Craighead says that any benefits rail service could bring in terms of transportation and fighting climate change could easily be met by transit buses, and with more federal and provincial subsidies for electric buses, the Island’s population could be supported by a fleet of inter-community transit options that run on electricity.
Governments across the municipal, provincial, and federal levels have all sung the praises of active transportation. Craighead sees the E&N as an opportunity to provide a one-of-a-kind active transportation corridor.
Proponents of trail also say that turning the E&N into a trail would allow any First Nation that wanted their land back to get their land back, and the trail could run outside of their territory.
No matter how you look at the E&N, it’s impossible to divorce the corridor from its colonial history. The only time John A. Macdonald visited Vancouver Island was to drive the last railroad spike through the E&N — symbolically cementing the Island’s place in confederation.
It’s likely no accident that the E&N crosses the territory of 14 First Nations in a way that splits their territory. And at the time that the land was taken, it’s hard to imagine that the Nations were consulted in any meaningful way. One of the founding principles of the ICF is that it will work to benefit the First Nations communities along the path of the E&N.
14 First Nations are members of the ICF. First Nations also occupy six of the 12 seats on the ICF Board of Directors. However, multiple First Nations have taken the ICF to court in the past to get their land back, saying that there’s no viable future for rail on the Island.That’s a challenge that the newly minted ICF Board of Directors will have to address.

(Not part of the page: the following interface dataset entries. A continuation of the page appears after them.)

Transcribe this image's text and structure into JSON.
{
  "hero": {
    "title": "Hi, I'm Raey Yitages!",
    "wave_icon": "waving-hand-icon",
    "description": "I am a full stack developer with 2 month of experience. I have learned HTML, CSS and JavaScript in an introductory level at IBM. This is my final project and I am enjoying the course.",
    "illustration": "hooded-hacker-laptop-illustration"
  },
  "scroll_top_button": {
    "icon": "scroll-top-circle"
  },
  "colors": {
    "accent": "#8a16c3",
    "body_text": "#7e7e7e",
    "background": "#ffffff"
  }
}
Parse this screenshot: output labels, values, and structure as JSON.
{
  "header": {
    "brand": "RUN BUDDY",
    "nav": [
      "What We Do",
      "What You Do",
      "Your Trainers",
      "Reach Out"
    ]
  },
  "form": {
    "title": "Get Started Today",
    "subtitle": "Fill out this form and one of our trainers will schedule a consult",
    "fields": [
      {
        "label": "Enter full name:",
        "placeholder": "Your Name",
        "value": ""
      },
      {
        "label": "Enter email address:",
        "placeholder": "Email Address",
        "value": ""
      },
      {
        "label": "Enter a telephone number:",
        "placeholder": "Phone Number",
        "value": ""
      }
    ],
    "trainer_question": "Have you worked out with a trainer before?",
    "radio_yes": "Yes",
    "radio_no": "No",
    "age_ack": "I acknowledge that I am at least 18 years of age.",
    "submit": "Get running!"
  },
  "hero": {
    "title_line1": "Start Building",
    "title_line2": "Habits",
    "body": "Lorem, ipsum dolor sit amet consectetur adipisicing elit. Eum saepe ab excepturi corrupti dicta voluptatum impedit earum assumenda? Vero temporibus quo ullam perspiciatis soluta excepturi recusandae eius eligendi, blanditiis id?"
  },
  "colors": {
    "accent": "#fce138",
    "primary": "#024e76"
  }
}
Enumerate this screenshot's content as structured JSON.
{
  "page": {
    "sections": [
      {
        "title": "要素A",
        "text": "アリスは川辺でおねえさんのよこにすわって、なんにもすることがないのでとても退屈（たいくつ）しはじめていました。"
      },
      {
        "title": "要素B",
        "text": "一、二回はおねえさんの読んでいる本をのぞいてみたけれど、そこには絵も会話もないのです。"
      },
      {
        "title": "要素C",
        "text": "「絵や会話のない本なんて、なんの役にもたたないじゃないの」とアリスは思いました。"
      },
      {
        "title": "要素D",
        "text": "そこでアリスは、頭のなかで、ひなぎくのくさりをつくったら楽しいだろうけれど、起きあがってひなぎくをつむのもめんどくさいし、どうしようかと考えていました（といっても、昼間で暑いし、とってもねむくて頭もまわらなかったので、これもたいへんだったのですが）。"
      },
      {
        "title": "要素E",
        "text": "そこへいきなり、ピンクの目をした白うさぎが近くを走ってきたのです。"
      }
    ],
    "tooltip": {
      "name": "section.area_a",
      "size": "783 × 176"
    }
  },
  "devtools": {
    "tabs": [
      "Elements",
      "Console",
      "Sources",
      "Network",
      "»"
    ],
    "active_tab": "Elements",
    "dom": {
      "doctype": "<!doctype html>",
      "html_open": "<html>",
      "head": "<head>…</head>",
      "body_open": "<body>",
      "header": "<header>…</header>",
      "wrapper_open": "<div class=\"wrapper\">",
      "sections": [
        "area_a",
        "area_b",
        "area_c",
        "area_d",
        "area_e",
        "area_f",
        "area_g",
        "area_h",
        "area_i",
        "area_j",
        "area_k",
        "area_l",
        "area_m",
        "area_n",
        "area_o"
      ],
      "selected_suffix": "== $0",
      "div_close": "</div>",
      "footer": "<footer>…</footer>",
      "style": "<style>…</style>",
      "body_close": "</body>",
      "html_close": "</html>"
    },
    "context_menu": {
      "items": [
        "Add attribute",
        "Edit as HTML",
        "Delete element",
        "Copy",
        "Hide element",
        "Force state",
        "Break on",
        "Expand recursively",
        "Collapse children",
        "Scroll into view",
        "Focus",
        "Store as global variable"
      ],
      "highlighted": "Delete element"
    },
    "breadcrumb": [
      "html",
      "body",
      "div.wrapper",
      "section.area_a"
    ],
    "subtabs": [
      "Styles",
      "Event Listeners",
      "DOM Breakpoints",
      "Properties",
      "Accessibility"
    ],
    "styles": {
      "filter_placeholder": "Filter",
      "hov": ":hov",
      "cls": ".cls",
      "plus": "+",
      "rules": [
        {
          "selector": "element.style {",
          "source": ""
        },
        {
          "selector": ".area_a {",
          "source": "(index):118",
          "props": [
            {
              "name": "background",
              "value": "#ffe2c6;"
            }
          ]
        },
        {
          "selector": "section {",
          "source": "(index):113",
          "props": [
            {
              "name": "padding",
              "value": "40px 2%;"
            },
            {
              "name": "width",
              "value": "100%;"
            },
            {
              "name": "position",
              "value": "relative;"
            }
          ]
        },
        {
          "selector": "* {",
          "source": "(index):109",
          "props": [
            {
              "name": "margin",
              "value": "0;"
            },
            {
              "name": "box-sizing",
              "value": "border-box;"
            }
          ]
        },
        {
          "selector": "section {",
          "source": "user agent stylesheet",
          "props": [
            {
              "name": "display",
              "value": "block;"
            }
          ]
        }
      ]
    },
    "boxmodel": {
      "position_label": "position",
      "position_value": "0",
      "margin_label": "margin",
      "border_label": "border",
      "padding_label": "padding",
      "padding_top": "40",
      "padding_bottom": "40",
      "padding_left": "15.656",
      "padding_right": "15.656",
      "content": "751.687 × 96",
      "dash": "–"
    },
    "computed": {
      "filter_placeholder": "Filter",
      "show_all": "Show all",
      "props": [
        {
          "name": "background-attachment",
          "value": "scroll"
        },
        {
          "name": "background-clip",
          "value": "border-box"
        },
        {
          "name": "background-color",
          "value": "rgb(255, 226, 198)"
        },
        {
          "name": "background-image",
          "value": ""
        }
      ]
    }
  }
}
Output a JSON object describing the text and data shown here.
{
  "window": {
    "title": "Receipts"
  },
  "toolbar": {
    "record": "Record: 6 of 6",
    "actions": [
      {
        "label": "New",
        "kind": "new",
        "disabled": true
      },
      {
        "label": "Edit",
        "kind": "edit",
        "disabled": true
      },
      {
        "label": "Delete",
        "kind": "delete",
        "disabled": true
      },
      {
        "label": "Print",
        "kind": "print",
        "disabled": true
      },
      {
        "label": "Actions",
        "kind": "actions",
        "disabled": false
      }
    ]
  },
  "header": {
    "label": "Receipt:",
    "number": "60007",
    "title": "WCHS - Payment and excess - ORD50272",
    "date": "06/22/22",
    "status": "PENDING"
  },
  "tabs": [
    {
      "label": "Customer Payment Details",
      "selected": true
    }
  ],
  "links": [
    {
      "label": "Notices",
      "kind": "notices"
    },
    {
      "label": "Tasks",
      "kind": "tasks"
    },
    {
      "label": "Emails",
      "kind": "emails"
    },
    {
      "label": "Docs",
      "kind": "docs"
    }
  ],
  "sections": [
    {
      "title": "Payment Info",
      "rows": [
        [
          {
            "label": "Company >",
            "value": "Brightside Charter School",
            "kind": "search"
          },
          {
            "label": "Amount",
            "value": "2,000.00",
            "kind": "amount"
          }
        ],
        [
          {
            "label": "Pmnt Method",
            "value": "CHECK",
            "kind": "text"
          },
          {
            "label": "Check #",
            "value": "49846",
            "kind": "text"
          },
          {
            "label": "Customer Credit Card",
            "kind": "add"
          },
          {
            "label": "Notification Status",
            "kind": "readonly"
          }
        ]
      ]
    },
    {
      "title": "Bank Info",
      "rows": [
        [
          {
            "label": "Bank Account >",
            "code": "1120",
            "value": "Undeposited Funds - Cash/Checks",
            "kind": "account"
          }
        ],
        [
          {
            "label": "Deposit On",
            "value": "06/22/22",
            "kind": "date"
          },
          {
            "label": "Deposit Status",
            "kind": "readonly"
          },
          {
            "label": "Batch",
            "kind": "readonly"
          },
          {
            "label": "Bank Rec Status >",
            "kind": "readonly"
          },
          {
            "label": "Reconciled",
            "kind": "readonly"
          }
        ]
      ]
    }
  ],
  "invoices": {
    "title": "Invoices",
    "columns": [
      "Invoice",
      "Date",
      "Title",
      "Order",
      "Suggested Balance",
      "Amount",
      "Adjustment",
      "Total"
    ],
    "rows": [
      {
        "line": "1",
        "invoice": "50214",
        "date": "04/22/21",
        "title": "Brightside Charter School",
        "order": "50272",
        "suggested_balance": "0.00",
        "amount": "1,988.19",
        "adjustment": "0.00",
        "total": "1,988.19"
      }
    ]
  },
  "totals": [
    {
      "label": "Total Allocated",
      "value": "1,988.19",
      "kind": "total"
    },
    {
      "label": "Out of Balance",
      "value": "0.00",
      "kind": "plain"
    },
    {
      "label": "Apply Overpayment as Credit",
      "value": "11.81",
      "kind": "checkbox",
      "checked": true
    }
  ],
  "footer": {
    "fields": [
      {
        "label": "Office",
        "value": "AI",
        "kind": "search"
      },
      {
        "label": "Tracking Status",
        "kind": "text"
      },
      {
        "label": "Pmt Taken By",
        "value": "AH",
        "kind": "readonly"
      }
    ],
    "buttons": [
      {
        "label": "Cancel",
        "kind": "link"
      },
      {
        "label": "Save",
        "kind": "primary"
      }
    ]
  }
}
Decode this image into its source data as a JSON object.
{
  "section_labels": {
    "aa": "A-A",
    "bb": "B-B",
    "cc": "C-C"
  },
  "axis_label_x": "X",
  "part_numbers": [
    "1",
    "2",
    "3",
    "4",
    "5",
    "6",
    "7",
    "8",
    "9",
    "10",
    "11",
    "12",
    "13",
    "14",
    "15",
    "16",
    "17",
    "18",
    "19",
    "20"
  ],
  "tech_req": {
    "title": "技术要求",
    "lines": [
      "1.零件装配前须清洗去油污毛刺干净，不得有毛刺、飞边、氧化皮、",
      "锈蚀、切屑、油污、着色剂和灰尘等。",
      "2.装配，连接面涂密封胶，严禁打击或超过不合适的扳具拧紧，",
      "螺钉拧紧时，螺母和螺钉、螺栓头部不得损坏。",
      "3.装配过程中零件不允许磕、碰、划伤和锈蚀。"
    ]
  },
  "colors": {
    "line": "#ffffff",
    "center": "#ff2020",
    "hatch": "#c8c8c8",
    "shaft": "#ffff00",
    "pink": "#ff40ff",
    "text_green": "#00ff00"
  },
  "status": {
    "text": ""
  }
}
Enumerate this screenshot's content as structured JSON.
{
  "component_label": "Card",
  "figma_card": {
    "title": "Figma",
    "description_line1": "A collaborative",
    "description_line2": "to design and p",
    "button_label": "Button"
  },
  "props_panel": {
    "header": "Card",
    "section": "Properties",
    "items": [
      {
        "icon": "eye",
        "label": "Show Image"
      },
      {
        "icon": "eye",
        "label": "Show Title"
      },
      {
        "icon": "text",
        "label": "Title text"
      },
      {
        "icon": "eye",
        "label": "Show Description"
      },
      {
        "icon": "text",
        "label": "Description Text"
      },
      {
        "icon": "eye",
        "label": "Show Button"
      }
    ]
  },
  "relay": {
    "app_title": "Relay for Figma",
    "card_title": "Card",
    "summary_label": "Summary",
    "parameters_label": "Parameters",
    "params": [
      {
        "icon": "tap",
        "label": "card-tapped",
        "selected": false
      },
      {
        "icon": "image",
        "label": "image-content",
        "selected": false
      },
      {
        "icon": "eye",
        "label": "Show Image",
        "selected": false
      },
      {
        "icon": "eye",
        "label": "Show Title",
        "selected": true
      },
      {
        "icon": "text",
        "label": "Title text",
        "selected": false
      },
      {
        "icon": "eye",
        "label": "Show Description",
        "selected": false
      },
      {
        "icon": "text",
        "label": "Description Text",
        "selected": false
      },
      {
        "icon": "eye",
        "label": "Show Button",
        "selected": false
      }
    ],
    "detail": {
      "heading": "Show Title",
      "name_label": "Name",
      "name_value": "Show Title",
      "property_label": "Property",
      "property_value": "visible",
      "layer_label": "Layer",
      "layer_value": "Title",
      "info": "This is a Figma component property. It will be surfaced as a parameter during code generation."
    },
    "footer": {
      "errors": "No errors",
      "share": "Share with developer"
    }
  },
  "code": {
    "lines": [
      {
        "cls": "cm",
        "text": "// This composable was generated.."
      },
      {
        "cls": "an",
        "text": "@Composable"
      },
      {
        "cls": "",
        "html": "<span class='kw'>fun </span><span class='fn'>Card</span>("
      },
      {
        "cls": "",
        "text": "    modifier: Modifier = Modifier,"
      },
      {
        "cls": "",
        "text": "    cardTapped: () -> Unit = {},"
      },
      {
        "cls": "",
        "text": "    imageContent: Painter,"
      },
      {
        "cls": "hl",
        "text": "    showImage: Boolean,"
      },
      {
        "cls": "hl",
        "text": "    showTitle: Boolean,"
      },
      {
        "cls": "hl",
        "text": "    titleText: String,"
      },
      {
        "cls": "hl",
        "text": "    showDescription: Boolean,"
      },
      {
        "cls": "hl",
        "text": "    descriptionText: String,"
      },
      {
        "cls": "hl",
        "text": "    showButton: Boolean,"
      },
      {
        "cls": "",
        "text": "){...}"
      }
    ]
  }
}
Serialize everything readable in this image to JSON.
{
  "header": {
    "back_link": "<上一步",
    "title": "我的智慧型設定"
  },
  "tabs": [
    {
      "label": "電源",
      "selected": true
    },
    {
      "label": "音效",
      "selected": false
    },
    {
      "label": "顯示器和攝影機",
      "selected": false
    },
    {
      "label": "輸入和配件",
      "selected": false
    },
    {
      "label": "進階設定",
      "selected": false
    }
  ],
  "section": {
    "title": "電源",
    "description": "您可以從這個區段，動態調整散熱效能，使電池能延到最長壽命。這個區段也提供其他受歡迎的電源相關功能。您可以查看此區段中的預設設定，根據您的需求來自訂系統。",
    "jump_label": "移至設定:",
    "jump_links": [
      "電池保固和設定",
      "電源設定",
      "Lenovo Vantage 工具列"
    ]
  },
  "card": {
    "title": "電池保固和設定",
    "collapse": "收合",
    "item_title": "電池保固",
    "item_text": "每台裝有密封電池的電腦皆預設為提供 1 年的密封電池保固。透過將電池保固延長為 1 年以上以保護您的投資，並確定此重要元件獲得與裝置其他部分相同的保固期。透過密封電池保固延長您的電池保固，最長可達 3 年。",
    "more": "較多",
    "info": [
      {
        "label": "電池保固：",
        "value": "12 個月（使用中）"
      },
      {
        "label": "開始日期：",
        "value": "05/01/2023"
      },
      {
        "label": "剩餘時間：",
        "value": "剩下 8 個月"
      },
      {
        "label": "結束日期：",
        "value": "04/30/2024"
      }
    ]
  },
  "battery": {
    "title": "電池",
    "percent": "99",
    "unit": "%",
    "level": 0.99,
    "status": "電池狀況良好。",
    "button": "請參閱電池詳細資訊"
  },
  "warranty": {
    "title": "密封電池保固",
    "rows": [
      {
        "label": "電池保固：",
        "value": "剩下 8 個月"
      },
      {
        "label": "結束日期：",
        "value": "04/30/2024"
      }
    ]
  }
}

One key issue that came to light when Snaw-Naw-As First Nation took the ICF to court is the reversionary rights of the railway. The court noted that when the land was taken, it was taken for railway purposes. If the land is not being used for railway purposes, it may trigger the reversionary rights and the land would return to the state in which it was taken — reverting back to whoever the land was taken from, primarily First Nations and the Federal government.
Ultimately, the debate over whether to make the E&N a trail comes down to cost, benefit, and risk. No matter what estimate or study you look at, we all know that the costs of restoring rail service will be high. The potential unknowns of what land reversion would look like could also result in high costs and protracted legal battles. So what is the best way forward?
One option, which has potentially the highest costs, highest benefits and sufficient risk, would be having a “rail with trail” option, where rail service is restored and trails are built in the rail right of way. The E&N’s numerous crossings, bridges, tight corners, and tunnels will pose a huge engineering challenge. The costs of carrying out this work would likely be astronomical.
If it could be properly funded, a rail with trail option would meet the needs of everyone and would provide opportunities for the communities that the E&N crosses. Tourism and transportation opportunities would be abundant in a world where people could choose to hike, bike, or train their way across Vancouver Island’s east coast. But the debate about whether that’s worth the cost — or if it’s even possible for an engineering perspective — will rage on.
Whatever the future of the E&N may be, the E&N corridor must truly serve everyone on Vancouver Island for that future to be successful. The ICF must demonstrate that the corridor will bring tangible benefits to the First Nations whose land was taken to establish the railway and the benefits must be worth the significant costs associated with creating a lively E&N corridor.
The one thing that Vancouver Island cannot afford is further inaction on the E&N corridor. No matter what happens, it’s time to get moving on the E&N.